Date: Dec 14, 2018

In Munoz-Gonzalez v. D.L.C. Limousine Service, the Second Circuit Appeals Court recently held that a chauffeured transportation company fits the FLSA’s overtime “taxicab exemption” despite the company’s recurrent service contracts and its lack of several conventional taxicab features like a taxi meter or roof-mounted signage. The Court’s interpretation of the term “taxicab” prioritizes the public’s ability to engage the service at-will over many characteristics traditionally associated with taxis. 

D.L.C. Limousine Service, Inc. (“DLC”) operates in New York’s Westchester County.  Most of DLC’s fares originate at the county airport taxi stand.  DLC also receives fares from a central dispatch available to the public. A small fraction of its fares come from contracts with a local hotel and a corporate contract. DLC cars do not accept street hails or use a meter. DLC uses luxury cars and requires drivers to dress in a suit and tie.

The Court defined a “taxicab” as:

            1) chauffeured passenger vehicles 

            2) available for hire by the public, and  

            3) without a fixed schedule or route.

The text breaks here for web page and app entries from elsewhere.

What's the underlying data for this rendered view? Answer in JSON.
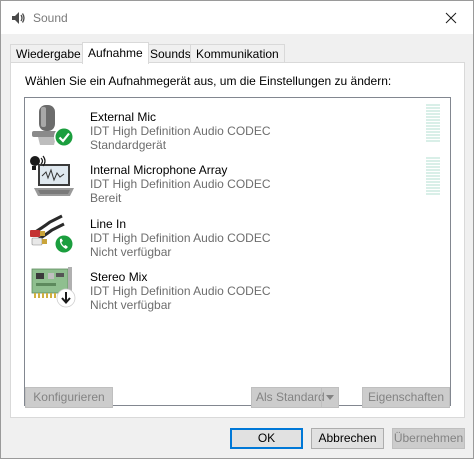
{
  "window": {
    "title": "Sound"
  },
  "tabs": [
    {
      "label": "Wiedergabe"
    },
    {
      "label": "Aufnahme"
    },
    {
      "label": "Sounds"
    },
    {
      "label": "Kommunikation"
    }
  ],
  "panel": {
    "instruction": "Wählen Sie ein Aufnahmegerät aus, um die Einstellungen zu ändern:"
  },
  "devices": [
    {
      "name": "External Mic",
      "driver": "IDT High Definition Audio CODEC",
      "status": "Standardgerät",
      "icon": "microphone-icon",
      "badge": "default-check-badge",
      "meter_level": 0
    },
    {
      "name": "Internal Microphone Array",
      "driver": "IDT High Definition Audio CODEC",
      "status": "Bereit",
      "icon": "laptop-microphone-icon",
      "meter_level": 0
    },
    {
      "name": "Line In",
      "driver": "IDT High Definition Audio CODEC",
      "status": "Nicht verfügbar",
      "icon": "rca-cable-icon",
      "badge": "phone-badge"
    },
    {
      "name": "Stereo Mix",
      "driver": "IDT High Definition Audio CODEC",
      "status": "Nicht verfügbar",
      "icon": "sound-card-icon",
      "badge": "down-arrow-badge"
    }
  ],
  "buttons": {
    "configure": "Konfigurieren",
    "set_default": "Als Standard",
    "properties": "Eigenschaften",
    "ok": "OK",
    "cancel": "Abbrechen",
    "apply": "Übernehmen"
  },
  "colors": {
    "badge_green": "#1b9e3e",
    "meter_color": "#d9efe8",
    "focus_blue": "#0078d7"
  }
}
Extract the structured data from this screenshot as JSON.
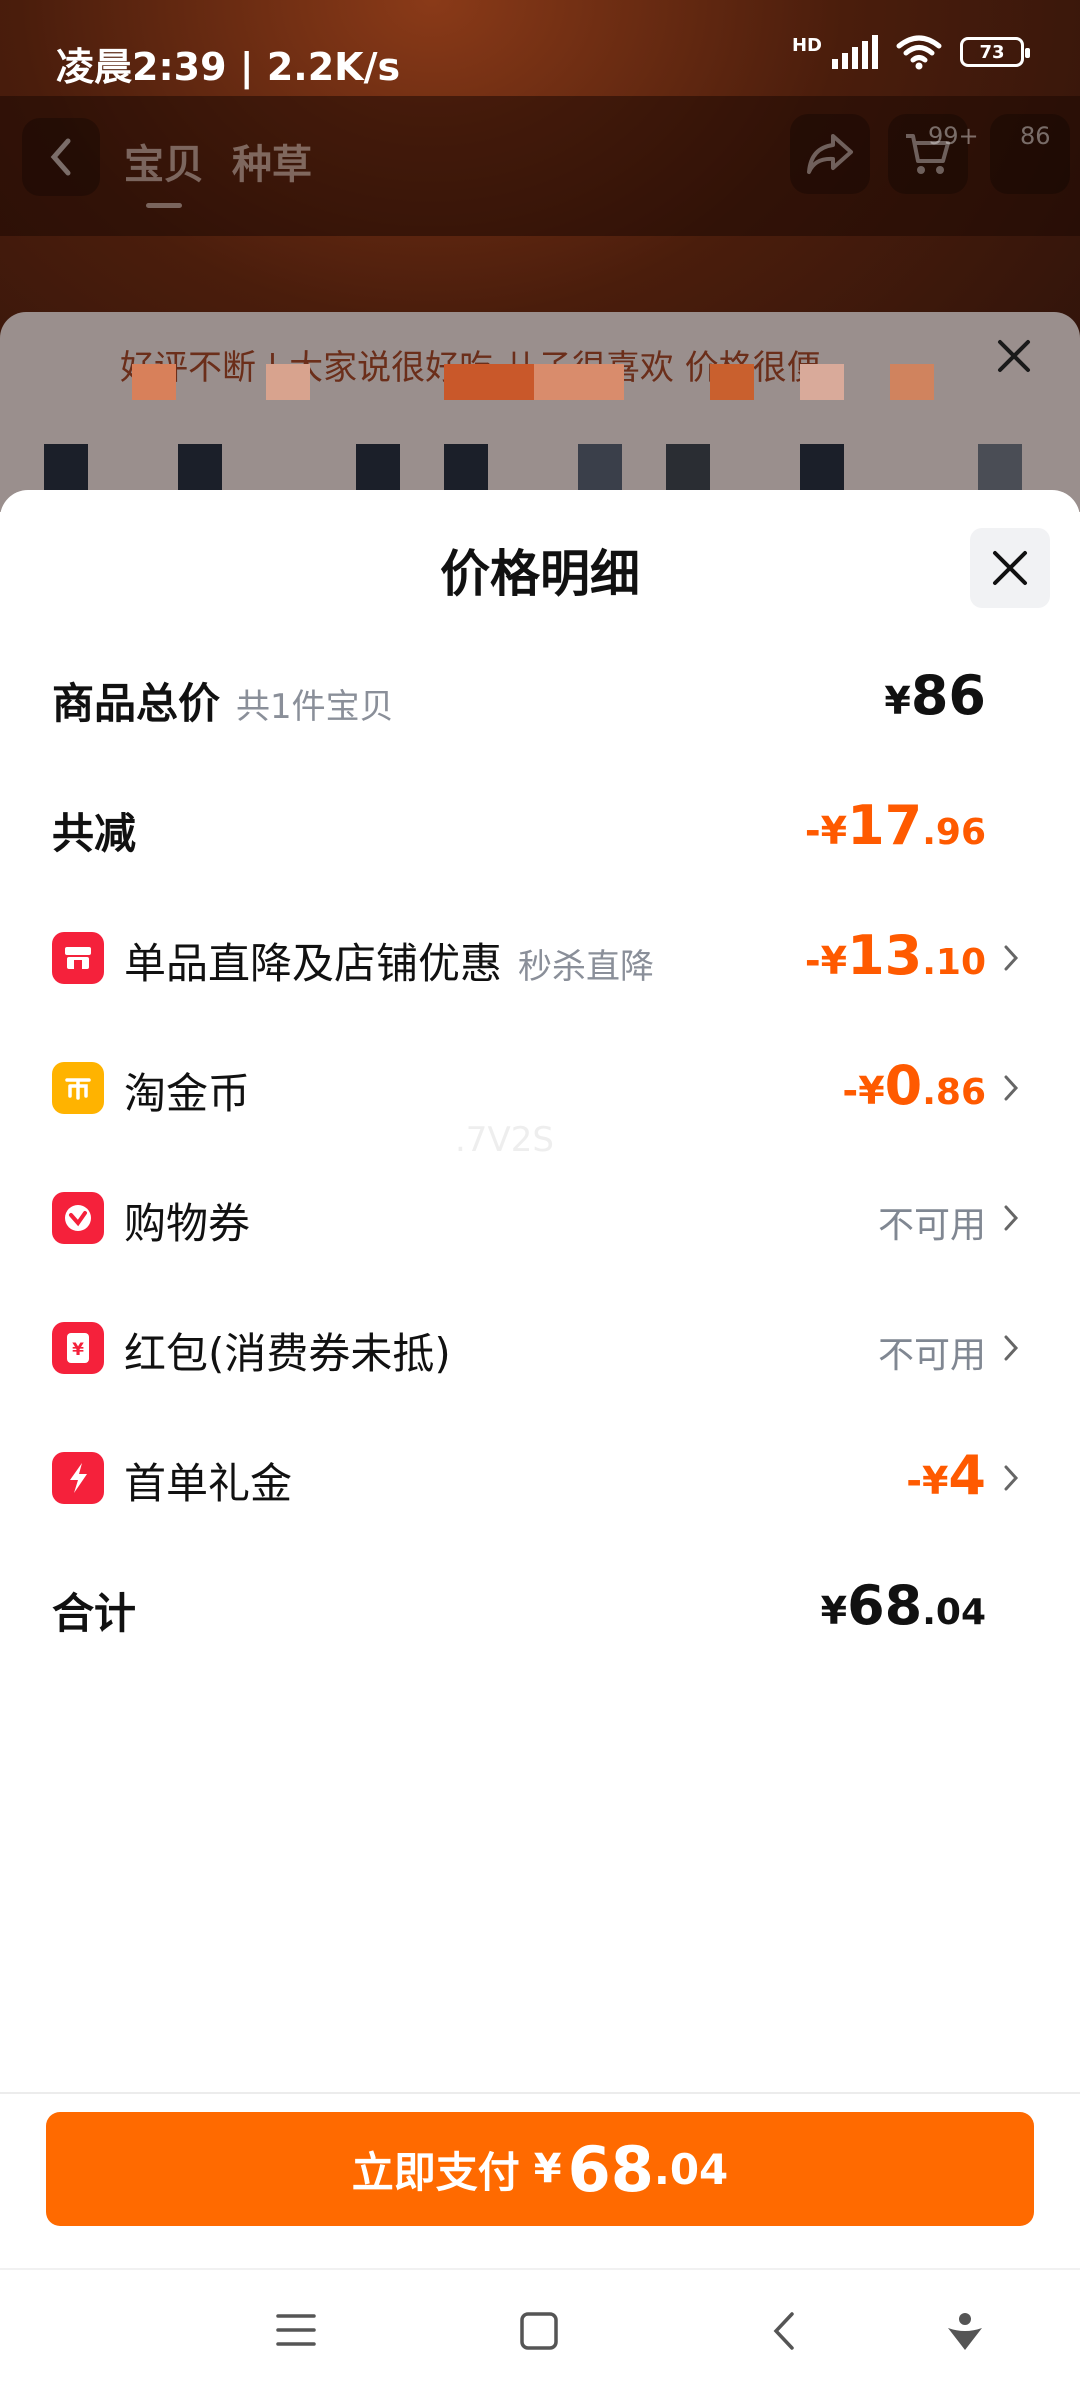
{
  "status_bar": {
    "time": "凌晨2:39 | 2.2K/s",
    "network": "HD",
    "battery": "73"
  },
  "header": {
    "tabs": [
      "宝贝",
      "种草"
    ],
    "cart_badge": "99+",
    "message_badge": "86"
  },
  "background_banner": {
    "text": "好评不断 | 大家说很好吃 儿子很喜欢 价格很便"
  },
  "sheet": {
    "title": "价格明细",
    "rows": [
      {
        "label": "商品总价",
        "sub": "共1件宝贝",
        "currency": "¥",
        "int": "86",
        "dec": ""
      },
      {
        "label": "共减",
        "currency": "-¥",
        "int": "17",
        "dec": ".96"
      },
      {
        "label": "单品直降及店铺优惠",
        "sub": "秒杀直降",
        "currency": "-¥",
        "int": "13",
        "dec": ".10",
        "icon": "store-icon"
      },
      {
        "label": "淘金币",
        "currency": "-¥",
        "int": "0",
        "dec": ".86",
        "icon": "coin-icon"
      },
      {
        "label": "购物券",
        "status": "不可用",
        "icon": "coupon-icon"
      },
      {
        "label": "红包(消费券未抵)",
        "status": "不可用",
        "icon": "red-packet-icon"
      },
      {
        "label": "首单礼金",
        "currency": "-¥",
        "int": "4",
        "dec": "",
        "icon": "gift-cash-icon"
      },
      {
        "label": "合计",
        "currency": "¥",
        "int": "68",
        "dec": ".04"
      }
    ],
    "watermark": ".7V2S"
  },
  "pay_button": {
    "label": "立即支付",
    "currency": "¥",
    "int": "68",
    "dec": ".04"
  },
  "colors": {
    "accent": "#ff6a00",
    "discount": "#ff5a00",
    "icon_red": "#f5213b",
    "icon_yellow": "#ffb300"
  }
}
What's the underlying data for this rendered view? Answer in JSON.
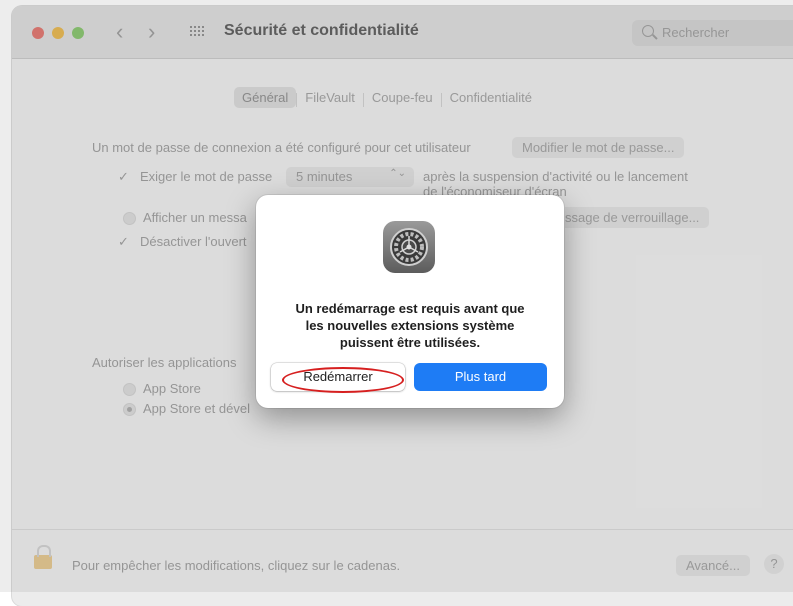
{
  "window": {
    "title": "Sécurité et confidentialité",
    "search_placeholder": "Rechercher",
    "nav_back": "‹",
    "nav_forward": "›"
  },
  "tabs": [
    "Général",
    "FileVault",
    "Coupe-feu",
    "Confidentialité"
  ],
  "general": {
    "password_set_text": "Un mot de passe de connexion a été configuré pour cet utilisateur",
    "change_password_button": "Modifier le mot de passe...",
    "require_password_label": "Exiger le mot de passe",
    "require_password_checked": true,
    "require_password_value": "5 minutes",
    "after_sleep_line1": "après la suspension d'activité ou le lancement",
    "after_sleep_line2": "de l'économiseur d'écran",
    "show_message_label": "Afficher un messa",
    "lock_message_button": "ssage de verrouillage...",
    "disable_autologin_label": "Désactiver l'ouvert",
    "allow_apps_label": "Autoriser les applications",
    "option_app_store": "App Store",
    "option_app_store_devs": "App Store et dével",
    "option_selected": "App Store et développeurs identifiés"
  },
  "footer": {
    "lock_text": "Pour empêcher les modifications, cliquez sur le cadenas.",
    "advanced_button": "Avancé...",
    "help_button": "?"
  },
  "dialog": {
    "icon": "system-preferences-gear-icon",
    "message": "Un redémarrage est requis avant que\nles nouvelles extensions système\npuissent être utilisées.",
    "restart_button": "Redémarrer",
    "later_button": "Plus tard",
    "highlight_color": "#d61f1f",
    "primary_color": "#1e7cf5"
  }
}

The Court held that DLC’s cars are taxicabs whose drivers are thus exempt from overtime payments under the FLSA. The court arrived at this holding because DLC’s cars are primarily engaged at-will by the public through dispatch or at the airport stand. The Court stated that DLC cars do not “lose their essence” as taxicabs simply because it does not use taximeters or accept street hails. Indeed, most towns in Westchester County prohibit traditional taxis from performing street hailing service.

The case has significant implications for limousine operators in the Second Circuit (New York, Connecticut, and Vermont). Provided that a limousine operator has similar characteristics as DLC, it may benefit from the taxicab exemption under the Fair Labor Standards Act. Also, the court’s reasoning suggests that TNCs, such as Uber or Lyft, may benefit from this new opinion as well. We note that this opinion is not consistent with the Department of Labor’s traditional position on the taxicab exemption or potentially with other federal circuits around the country. So operators should consult with their counsel to determine the applicability of the taxicab exemption in their jurisdiction and with respect to their own operations.